- _What is needed_
Copy, in full, each line of the material that holds the word "icon".

- _Given data_

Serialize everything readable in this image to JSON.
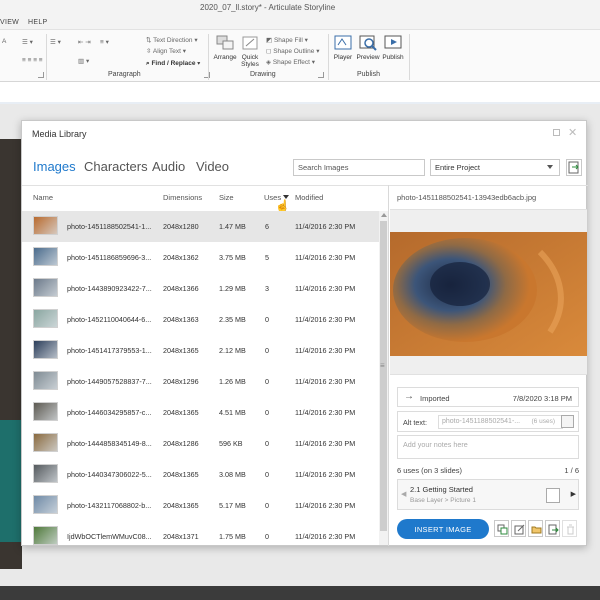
{
  "app": {
    "window_title": "2020_07_ll.story* - Articulate Storyline",
    "menu": {
      "view_label": "VIEW",
      "help_label": "HELP"
    }
  },
  "ribbon": {
    "text_direction": "Text Direction",
    "align_text": "Align Text",
    "find_replace": "Find / Replace",
    "paragraph_group": "Paragraph",
    "arrange": "Arrange",
    "quick_styles": "Quick Styles",
    "shape_fill": "Shape Fill",
    "shape_outline": "Shape Outline",
    "shape_effect": "Shape Effect",
    "drawing_group": "Drawing",
    "player": "Player",
    "preview": "Preview",
    "publish": "Publish",
    "publish_group": "Publish"
  },
  "dialog": {
    "title": "Media Library",
    "tabs": [
      "Images",
      "Characters",
      "Audio",
      "Video"
    ],
    "active_tab": "Images",
    "search": {
      "placeholder": "Search Images"
    },
    "scope": {
      "value": "Entire Project"
    },
    "columns": {
      "name": "Name",
      "dimensions": "Dimensions",
      "size": "Size",
      "uses": "Uses",
      "modified": "Modified"
    },
    "rows": [
      {
        "name": "photo-1451188502541-1...",
        "dimensions": "2048x1280",
        "size": "1.47 MB",
        "uses": "6",
        "modified": "11/4/2016 2:30 PM",
        "color": "#b86a2e"
      },
      {
        "name": "photo-1451186859696-3...",
        "dimensions": "2048x1362",
        "size": "3.75 MB",
        "uses": "5",
        "modified": "11/4/2016 2:30 PM",
        "color": "#4a6b8c"
      },
      {
        "name": "photo-1443890923422-7...",
        "dimensions": "2048x1366",
        "size": "1.29 MB",
        "uses": "3",
        "modified": "11/4/2016 2:30 PM",
        "color": "#6c7a8a"
      },
      {
        "name": "photo-1452110040644-6...",
        "dimensions": "2048x1363",
        "size": "2.35 MB",
        "uses": "0",
        "modified": "11/4/2016 2:30 PM",
        "color": "#8aa6a0"
      },
      {
        "name": "photo-1451417379553-1...",
        "dimensions": "2048x1365",
        "size": "2.12 MB",
        "uses": "0",
        "modified": "11/4/2016 2:30 PM",
        "color": "#2c3e5a"
      },
      {
        "name": "photo-1449057528837-7...",
        "dimensions": "2048x1296",
        "size": "1.26 MB",
        "uses": "0",
        "modified": "11/4/2016 2:30 PM",
        "color": "#7f8b93"
      },
      {
        "name": "photo-1446034295857-c...",
        "dimensions": "2048x1365",
        "size": "4.51 MB",
        "uses": "0",
        "modified": "11/4/2016 2:30 PM",
        "color": "#5d5a52"
      },
      {
        "name": "photo-1444858345149-8...",
        "dimensions": "2048x1286",
        "size": "596 KB",
        "uses": "0",
        "modified": "11/4/2016 2:30 PM",
        "color": "#8a6a3f"
      },
      {
        "name": "photo-1440347306022-5...",
        "dimensions": "2048x1365",
        "size": "3.08 MB",
        "uses": "0",
        "modified": "11/4/2016 2:30 PM",
        "color": "#555a5e"
      },
      {
        "name": "photo-1432117068802-b...",
        "dimensions": "2048x1365",
        "size": "5.17 MB",
        "uses": "0",
        "modified": "11/4/2016 2:30 PM",
        "color": "#6f8aa6"
      },
      {
        "name": "IjdWbOCTlemWMuvC08...",
        "dimensions": "2048x1371",
        "size": "1.75 MB",
        "uses": "0",
        "modified": "11/4/2016 2:30 PM",
        "color": "#4f7a3a"
      }
    ],
    "preview": {
      "filename": "photo-1451188502541-13943edb6acb.jpg",
      "imported_label": "Imported",
      "imported_date": "7/8/2020 3:18 PM",
      "alt_text_label": "Alt text:",
      "alt_text_value": "photo-1451188502541-...",
      "alt_text_uses": "(6 uses)",
      "notes_placeholder": "Add your notes here",
      "uses_summary": "6 uses (on 3 slides)",
      "uses_page": "1 / 6",
      "slide_title": "2.1 Getting Started",
      "slide_path": "Base Layer > Picture 1",
      "insert_button": "INSERT IMAGE"
    }
  },
  "colors": {
    "accent": "#1f79cc",
    "selected_row": "#e6e6e6"
  }
}
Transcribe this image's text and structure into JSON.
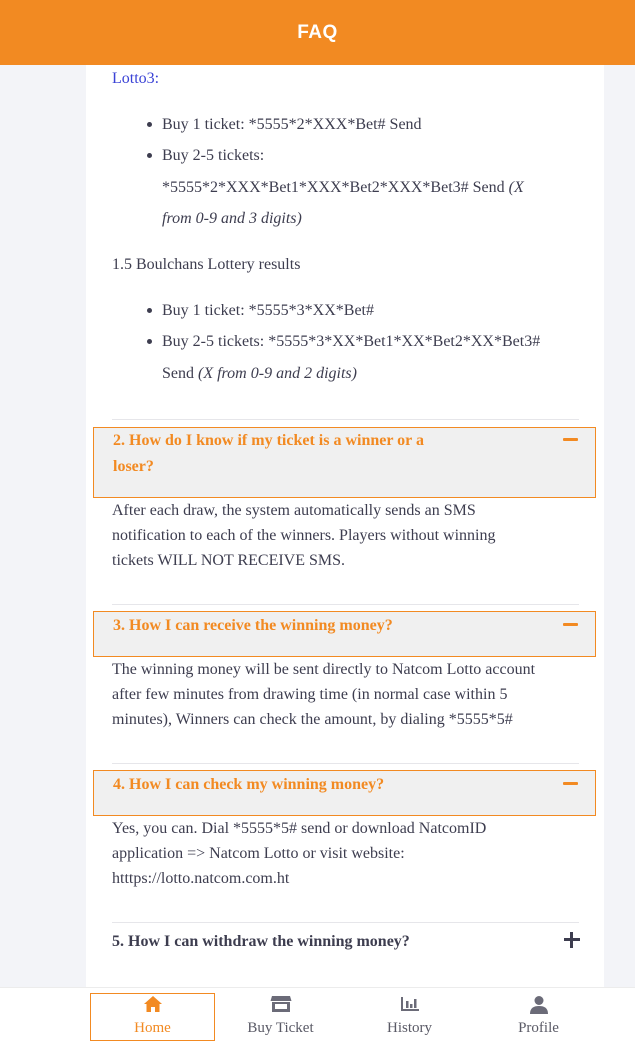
{
  "header": {
    "title": "FAQ"
  },
  "section1": {
    "lotto3_label": "Lotto3:",
    "lotto3_items": [
      {
        "text": "Buy 1 ticket: *5555*2*XXX*Bet# Send"
      },
      {
        "line1": "Buy 2-5 tickets:",
        "line2": "*5555*2*XXX*Bet1*XXX*Bet2*XXX*Bet3# Send ",
        "note_a": "(X",
        "note_b": "from 0-9 and 3 digits)"
      }
    ],
    "boulchans_heading": "1.5 Boulchans Lottery results",
    "boulchans_items": [
      {
        "text": "Buy 1 ticket: *5555*3*XX*Bet#"
      },
      {
        "line1": "Buy 2-5 tickets: *5555*3*XX*Bet1*XX*Bet2*XX*Bet3#",
        "line2": "Send ",
        "note": "(X from 0-9 and 2 digits)"
      }
    ]
  },
  "faqs": [
    {
      "question_line1": "2. How do I know if my ticket is a winner or a",
      "question_line2": "loser?",
      "expanded": true,
      "answer_lines": [
        "After each draw, the system automatically sends an SMS",
        "notification to each of the winners. Players without winning",
        "tickets WILL NOT RECEIVE SMS."
      ]
    },
    {
      "question": "3. How I can receive the winning money?",
      "expanded": true,
      "answer_lines": [
        "The winning money will be sent directly to Natcom Lotto account",
        "after few minutes from drawing time (in normal case within 5",
        "minutes), Winners can check the amount, by dialing *5555*5#"
      ]
    },
    {
      "question": "4. How I can check my winning money?",
      "expanded": true,
      "answer_lines": [
        "Yes, you can. Dial *5555*5# send or download NatcomID",
        "application => Natcom Lotto or visit website:",
        "htttps://lotto.natcom.com.ht"
      ]
    },
    {
      "question": "5. How I can withdraw the winning money?",
      "expanded": false
    }
  ],
  "bottom_nav": [
    {
      "label": "Home",
      "icon": "home-icon",
      "active": true
    },
    {
      "label": "Buy Ticket",
      "icon": "store-icon",
      "active": false
    },
    {
      "label": "History",
      "icon": "bar-chart-icon",
      "active": false
    },
    {
      "label": "Profile",
      "icon": "user-icon",
      "active": false
    }
  ],
  "colors": {
    "accent": "#f28a22",
    "link": "#3a42d6",
    "text": "#3d3d4f"
  }
}
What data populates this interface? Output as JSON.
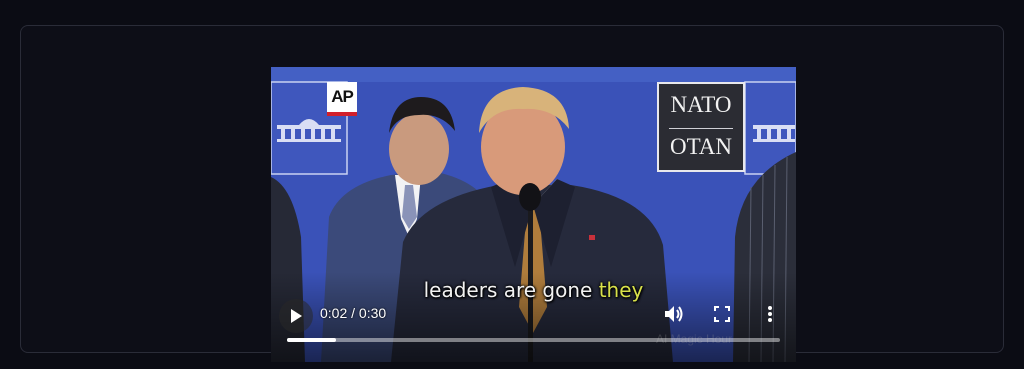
{
  "video": {
    "caption": {
      "main": "leaders are gone ",
      "highlight": "they"
    },
    "time_display": "0:02 / 0:30",
    "progress_fraction": 0.1,
    "backdrop_logos": {
      "ap": "AP",
      "nato_top": "NATO",
      "nato_bottom": "OTAN"
    },
    "controls": {
      "play_icon": "play-icon",
      "volume_icon": "volume-icon",
      "fullscreen_icon": "fullscreen-icon",
      "more_icon": "more-options-icon"
    },
    "colors": {
      "backdrop": "#3a52b8",
      "caption_highlight": "#d8e14a",
      "progress_fill": "#ffffff"
    }
  }
}
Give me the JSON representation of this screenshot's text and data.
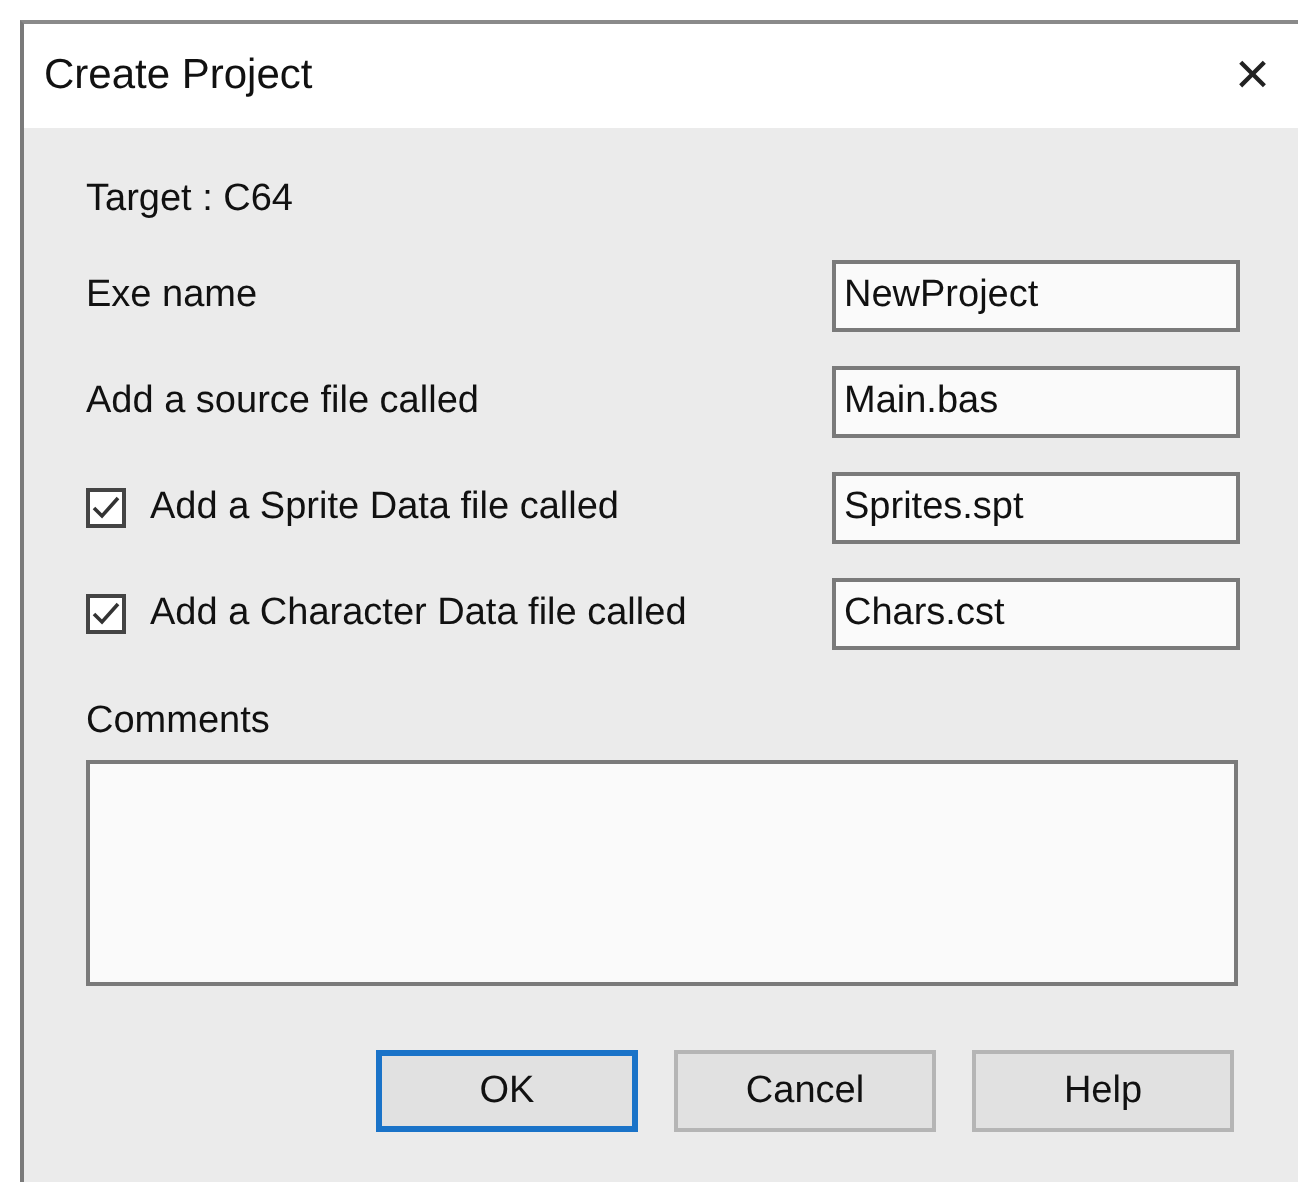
{
  "window": {
    "title": "Create Project",
    "close": "×"
  },
  "target": "Target : C64",
  "rows": [
    {
      "kind": "text",
      "label": "Exe name",
      "value": "NewProject"
    },
    {
      "kind": "text",
      "label": "Add a source file called",
      "value": "Main.bas"
    },
    {
      "kind": "checkbox",
      "label": "Add a Sprite Data file called",
      "checked": true,
      "value": "Sprites.spt"
    },
    {
      "kind": "checkbox",
      "label": "Add a Character Data file called",
      "checked": true,
      "value": "Chars.cst"
    }
  ],
  "comments": {
    "label": "Comments"
  },
  "buttons": [
    {
      "label": "OK",
      "default": true
    },
    {
      "label": "Cancel",
      "default": false
    },
    {
      "label": "Help",
      "default": false
    }
  ]
}
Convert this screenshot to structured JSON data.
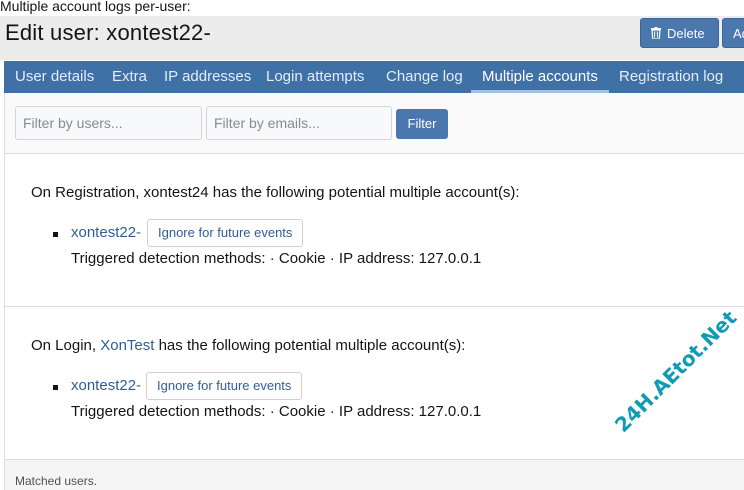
{
  "caption": "Multiple account logs per-user:",
  "header": {
    "title": "Edit user: xontest22-",
    "delete_label": "Delete",
    "add_label": "Ad"
  },
  "tabs": [
    {
      "label": "User details"
    },
    {
      "label": "Extra"
    },
    {
      "label": "IP addresses"
    },
    {
      "label": "Login attempts"
    },
    {
      "label": "Change log"
    },
    {
      "label": "Multiple accounts"
    },
    {
      "label": "Registration log"
    }
  ],
  "active_tab": "Multiple accounts",
  "filters": {
    "users_placeholder": "Filter by users...",
    "emails_placeholder": "Filter by emails...",
    "filter_label": "Filter"
  },
  "events": [
    {
      "prefix": "On Registration, xontest24 has the following potential multiple account(s):",
      "user_link": "",
      "suffix": "",
      "account": "xontest22-",
      "ignore_label": "Ignore for future events",
      "methods": "Triggered detection methods: · Cookie · IP address: 127.0.0.1"
    },
    {
      "prefix": "On Login, ",
      "user_link": "XonTest",
      "suffix": " has the following potential multiple account(s):",
      "account": "xontest22-",
      "ignore_label": "Ignore for future events",
      "methods": "Triggered detection methods: · Cookie · IP address: 127.0.0.1"
    }
  ],
  "footer": {
    "text": "Matched users."
  },
  "watermark": "24H.AEtot.Net",
  "colors": {
    "tab_bar": "#3f70a6",
    "button": "#4a77ad",
    "link": "#2f5e97"
  }
}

- _Solution below_
      "icon": "home-icon",
      "icon": "store-icon",
      "icon": "bar-chart-icon",
      "icon": "user-icon",
      "play_icon": "play-icon",
      "volume_icon": "volume-icon",
      "fullscreen_icon": "fullscreen-icon",
      "more_icon": "more-options-icon"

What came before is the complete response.